## EXERCISE MATERIALS:
>>>>

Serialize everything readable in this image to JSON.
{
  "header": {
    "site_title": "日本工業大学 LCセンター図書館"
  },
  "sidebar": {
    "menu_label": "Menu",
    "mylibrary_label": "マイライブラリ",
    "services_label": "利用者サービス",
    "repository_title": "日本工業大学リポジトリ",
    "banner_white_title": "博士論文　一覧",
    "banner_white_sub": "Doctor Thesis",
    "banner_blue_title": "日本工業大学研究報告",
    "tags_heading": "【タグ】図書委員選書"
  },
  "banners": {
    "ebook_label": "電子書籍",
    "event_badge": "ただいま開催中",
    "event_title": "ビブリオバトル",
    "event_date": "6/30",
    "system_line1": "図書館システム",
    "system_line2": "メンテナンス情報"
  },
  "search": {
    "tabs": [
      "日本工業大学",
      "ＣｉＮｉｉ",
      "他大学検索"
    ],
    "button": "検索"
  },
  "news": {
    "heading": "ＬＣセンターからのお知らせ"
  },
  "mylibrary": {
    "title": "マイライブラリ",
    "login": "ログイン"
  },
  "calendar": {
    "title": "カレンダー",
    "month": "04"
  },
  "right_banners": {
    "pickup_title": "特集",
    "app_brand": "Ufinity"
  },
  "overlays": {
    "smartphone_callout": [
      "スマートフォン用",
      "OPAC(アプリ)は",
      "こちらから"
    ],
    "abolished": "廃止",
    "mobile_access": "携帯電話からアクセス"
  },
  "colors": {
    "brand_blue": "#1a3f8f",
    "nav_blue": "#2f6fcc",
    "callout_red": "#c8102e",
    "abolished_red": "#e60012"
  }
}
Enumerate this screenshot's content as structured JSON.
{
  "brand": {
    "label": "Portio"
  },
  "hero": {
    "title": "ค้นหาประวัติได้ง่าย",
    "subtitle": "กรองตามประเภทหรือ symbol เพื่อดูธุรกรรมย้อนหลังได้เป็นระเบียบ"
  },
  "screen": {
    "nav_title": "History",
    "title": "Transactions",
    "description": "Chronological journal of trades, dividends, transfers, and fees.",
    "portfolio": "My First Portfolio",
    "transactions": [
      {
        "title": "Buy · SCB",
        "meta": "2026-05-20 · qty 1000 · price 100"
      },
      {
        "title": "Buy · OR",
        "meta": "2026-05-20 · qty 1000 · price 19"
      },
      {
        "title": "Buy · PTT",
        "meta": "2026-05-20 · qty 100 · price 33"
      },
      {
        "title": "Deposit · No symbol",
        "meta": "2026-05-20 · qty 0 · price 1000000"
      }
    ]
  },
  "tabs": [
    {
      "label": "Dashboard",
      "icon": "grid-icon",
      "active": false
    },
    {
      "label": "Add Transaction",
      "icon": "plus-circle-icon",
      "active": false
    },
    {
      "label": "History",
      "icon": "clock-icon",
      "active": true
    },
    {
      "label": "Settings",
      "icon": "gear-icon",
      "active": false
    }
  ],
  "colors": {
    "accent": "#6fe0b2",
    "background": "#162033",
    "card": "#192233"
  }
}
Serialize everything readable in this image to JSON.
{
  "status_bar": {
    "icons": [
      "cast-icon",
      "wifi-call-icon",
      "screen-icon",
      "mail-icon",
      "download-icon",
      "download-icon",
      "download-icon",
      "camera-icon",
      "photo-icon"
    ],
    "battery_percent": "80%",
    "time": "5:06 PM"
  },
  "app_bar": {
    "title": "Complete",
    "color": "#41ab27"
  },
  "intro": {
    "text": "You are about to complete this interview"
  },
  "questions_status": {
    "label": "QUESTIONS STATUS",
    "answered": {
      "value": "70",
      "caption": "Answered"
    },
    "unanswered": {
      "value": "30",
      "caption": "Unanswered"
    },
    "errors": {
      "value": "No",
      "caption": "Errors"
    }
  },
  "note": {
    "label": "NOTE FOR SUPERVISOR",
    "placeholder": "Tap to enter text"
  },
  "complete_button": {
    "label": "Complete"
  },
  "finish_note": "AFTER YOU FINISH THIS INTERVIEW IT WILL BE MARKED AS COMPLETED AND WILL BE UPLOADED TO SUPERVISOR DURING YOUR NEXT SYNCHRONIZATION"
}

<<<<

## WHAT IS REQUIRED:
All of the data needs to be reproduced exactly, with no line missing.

## TASK RESPONSE:
Serialize everything readable in this image to JSON.
{
  "header": {
    "site_title": "日本工業大学 LCセンター図書館"
  },
  "sidebar": {
    "menu_label": "Menu",
    "mylibrary_label": "マイライブラリ",
    "services_label": "利用者サービス",
    "repository_title": "日本工業大学リポジトリ",
    "banner_white_title": "博士論文　一覧",
    "banner_white_sub": "Doctor Thesis",
    "banner_blue_title": "日本工業大学研究報告",
    "tags_heading": "【タグ】図書委員選書"
  },
  "banners": {
    "ebook_label": "電子書籍",
    "event_badge": "ただいま開催中",
    "event_title": "ビブリオバトル",
    "event_date": "6/30",
    "system_line1": "図書館システム",
    "system_line2": "メンテナンス情報"
  },
  "search": {
    "tabs": [
      "日本工業大学",
      "ＣｉＮｉｉ",
      "他大学検索"
    ],
    "button": "検索"
  },
  "news": {
    "heading": "ＬＣセンターからのお知らせ"
  },
  "mylibrary": {
    "title": "マイライブラリ",
    "login": "ログイン"
  },
  "calendar": {
    "title": "カレンダー",
    "month": "04"
  },
  "right_banners": {
    "pickup_title": "特集",
    "app_brand": "Ufinity"
  },
  "overlays": {
    "smartphone_callout": [
      "スマートフォン用",
      "OPAC(アプリ)は",
      "こちらから"
    ],
    "abolished": "廃止",
    "mobile_access": "携帯電話からアクセス"
  },
  "colors": {
    "brand_blue": "#1a3f8f",
    "nav_blue": "#2f6fcc",
    "callout_red": "#c8102e",
    "abolished_red": "#e60012"
  }
}
Enumerate this screenshot's content as structured JSON.
{
  "brand": {
    "label": "Portio"
  },
  "hero": {
    "title": "ค้นหาประวัติได้ง่าย",
    "subtitle": "กรองตามประเภทหรือ symbol เพื่อดูธุรกรรมย้อนหลังได้เป็นระเบียบ"
  },
  "screen": {
    "nav_title": "History",
    "title": "Transactions",
    "description": "Chronological journal of trades, dividends, transfers, and fees.",
    "portfolio": "My First Portfolio",
    "transactions": [
      {
        "title": "Buy · SCB",
        "meta": "2026-05-20 · qty 1000 · price 100"
      },
      {
        "title": "Buy · OR",
        "meta": "2026-05-20 · qty 1000 · price 19"
      },
      {
        "title": "Buy · PTT",
        "meta": "2026-05-20 · qty 100 · price 33"
      },
      {
        "title": "Deposit · No symbol",
        "meta": "2026-05-20 · qty 0 · price 1000000"
      }
    ]
  },
  "tabs": [
    {
      "label": "Dashboard",
      "icon": "grid-icon",
      "active": false
    },
    {
      "label": "Add Transaction",
      "icon": "plus-circle-icon",
      "active": false
    },
    {
      "label": "History",
      "icon": "clock-icon",
      "active": true
    },
    {
      "label": "Settings",
      "icon": "gear-icon",
      "active": false
    }
  ],
  "colors": {
    "accent": "#6fe0b2",
    "background": "#162033",
    "card": "#192233"
  }
}
Serialize everything readable in this image to JSON.
{
  "status_bar": {
    "icons": [
      "cast-icon",
      "wifi-call-icon",
      "screen-icon",
      "mail-icon",
      "download-icon",
      "download-icon",
      "download-icon",
      "camera-icon",
      "photo-icon"
    ],
    "battery_percent": "80%",
    "time": "5:06 PM"
  },
  "app_bar": {
    "title": "Complete",
    "color": "#41ab27"
  },
  "intro": {
    "text": "You are about to complete this interview"
  },
  "questions_status": {
    "label": "QUESTIONS STATUS",
    "answered": {
      "value": "70",
      "caption": "Answered"
    },
    "unanswered": {
      "value": "30",
      "caption": "Unanswered"
    },
    "errors": {
      "value": "No",
      "caption": "Errors"
    }
  },
  "note": {
    "label": "NOTE FOR SUPERVISOR",
    "placeholder": "Tap to enter text"
  },
  "complete_button": {
    "label": "Complete"
  },
  "finish_note": "AFTER YOU FINISH THIS INTERVIEW IT WILL BE MARKED AS COMPLETED AND WILL BE UPLOADED TO SUPERVISOR DURING YOUR NEXT SYNCHRONIZATION"
}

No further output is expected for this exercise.